Introduction to CAN (ISO 11898)

Cars are prior means of transportation, in older cars they had basic electrical wiring as time went on the demand for more features was increased to gain competitive advantage and also comply with new regulations, As we are literally and figuratively turning the corner into the era of the driver-less or autonomous car, hacking automobiles will become even more important and dangerous.

The automobile industry uses many protocols in modernized vehicles with embedded systems and Electronic control units (ECU) which can communicate with each other using protocols like CAN.

The most widely used protocols in Automobiles is CAN and its flavors, Let’s learn about CAN, it was first developed by Bosch and released in SAE {1986} it was designed for robust communications within the vehicle microcontrollers and devices without the need of a computer.

CAN protocol runs over two wires CAN-H and CAN-L, it works on the method of differential signaling it transmits the message by differing the voltage between two wires.

CAN protocol runs over two wires CAN-H and CAN-L, it works on the method of differential signaling “Differential signaling is a method for electrically transmitting information using two complementary signals. The technique sends the same electrical signal as a differential pair of signals, each in its own conductor. The pair of conductors can be wires or traces on a circuit board.” it transmits the data by differing the voltage between two wires.
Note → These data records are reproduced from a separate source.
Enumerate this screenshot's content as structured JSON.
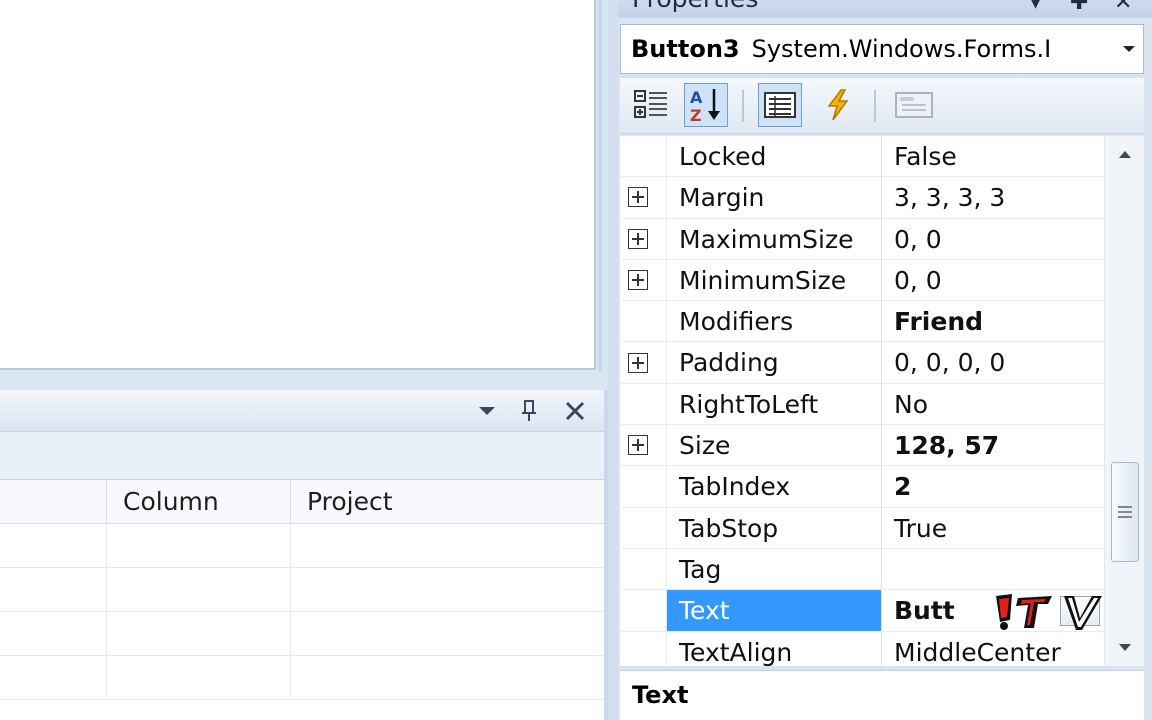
{
  "properties_window": {
    "title": "Properties",
    "selected_object": {
      "name": "Button3",
      "type": "System.Windows.Forms.I"
    },
    "toolbar": {
      "categorized": "categorized-icon",
      "alphabetical": "sort-az-icon",
      "properties": "properties-list-icon",
      "events": "lightning-events-icon",
      "property_pages": "property-pages-icon"
    },
    "rows": [
      {
        "name": "Locked",
        "value": "False",
        "expandable": false,
        "bold": false
      },
      {
        "name": "Margin",
        "value": "3, 3, 3, 3",
        "expandable": true,
        "bold": false
      },
      {
        "name": "MaximumSize",
        "value": "0, 0",
        "expandable": true,
        "bold": false
      },
      {
        "name": "MinimumSize",
        "value": "0, 0",
        "expandable": true,
        "bold": false
      },
      {
        "name": "Modifiers",
        "value": "Friend",
        "expandable": false,
        "bold": true
      },
      {
        "name": "Padding",
        "value": "0, 0, 0, 0",
        "expandable": true,
        "bold": false
      },
      {
        "name": "RightToLeft",
        "value": "No",
        "expandable": false,
        "bold": false
      },
      {
        "name": "Size",
        "value": "128, 57",
        "expandable": true,
        "bold": true
      },
      {
        "name": "TabIndex",
        "value": "2",
        "expandable": false,
        "bold": true
      },
      {
        "name": "TabStop",
        "value": "True",
        "expandable": false,
        "bold": false
      },
      {
        "name": "Tag",
        "value": "",
        "expandable": false,
        "bold": false
      },
      {
        "name": "Text",
        "value": "Butt",
        "expandable": false,
        "bold": true,
        "selected": true
      },
      {
        "name": "TextAlign",
        "value": "MiddleCenter",
        "expandable": false,
        "bold": false
      }
    ],
    "description_title": "Text"
  },
  "error_list": {
    "columns": [
      "Column",
      "Project"
    ]
  },
  "colors": {
    "selection": "#3399ff",
    "chrome": "#dae4f1"
  }
}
This provides a viable data transmission as it can resist noises and disturbances.

CAN logic to general logic

CAN is a multi-master serial bus connected with ECU’s{nodes}. all of them are connected to each other through a two-wire bus which consists of a
120-ohm resistor at the end of them to terminate the data.

CAN-H will be at 5 v and CAN-L at 0 v and while transmitting a dominant (0) and does not drive either wire when transmitting a recessive (1). Designating “0” as dominant gives the nodes with the lower ID numbers priority on the bus.

The dominant differential voltage is a nominal 2 V. The termination resistor passively returns the two wires to a nominal differential voltage of 0V.

  • Data frame: a frame containing node data for transmission.
  • Remote frame: a frame requesting the transmission of a specific identifier.
  • Error frame: a frame transmitted by any node detecting an error.
  • Overload frame: a frame to inject a delay between data or remote frame.
  • Arbitration ID: This is different for different nodes and acts as a unique identifier to each node.
  • Data Length Code represents the bytes of data in the message.
  • Data: The data sent or received.
  • SOF and EOF are used to separate messages.

The data is autonomous in the CAN network and if a receiver node wants to request certain data from a sender the remote frame is used. if an error is detected from the network by a node it reacts with,

six dominant bits — error active.
six recessive bits — error passive.

There are two types of CAN packets: standard and extended.

Extended packets are like standard ones but with a larger space to hold IDs.extended packets use substitute remote request SRR instead of RTR with SSR set to 1. They’ll also have the IDE set to 1, and their packets will have an 18-bit identifier.

Conclusion

CAN protocol reduces wiring and provides the ability to work in different electrical environments and ensures noise-free transmission. Traffic congestion is eliminated as the messages are transmitted based on their priority and it allows the entire network to meet the timing constraints. It provides for error-free transmission as each node can check for errors during the transmission of the message and send the error frame. But, CAN is like a basic flavor of protocols. many other protocols are developed by highlighting specific capabilities of CAN. I will be writing another blog on CAN flavors very soon.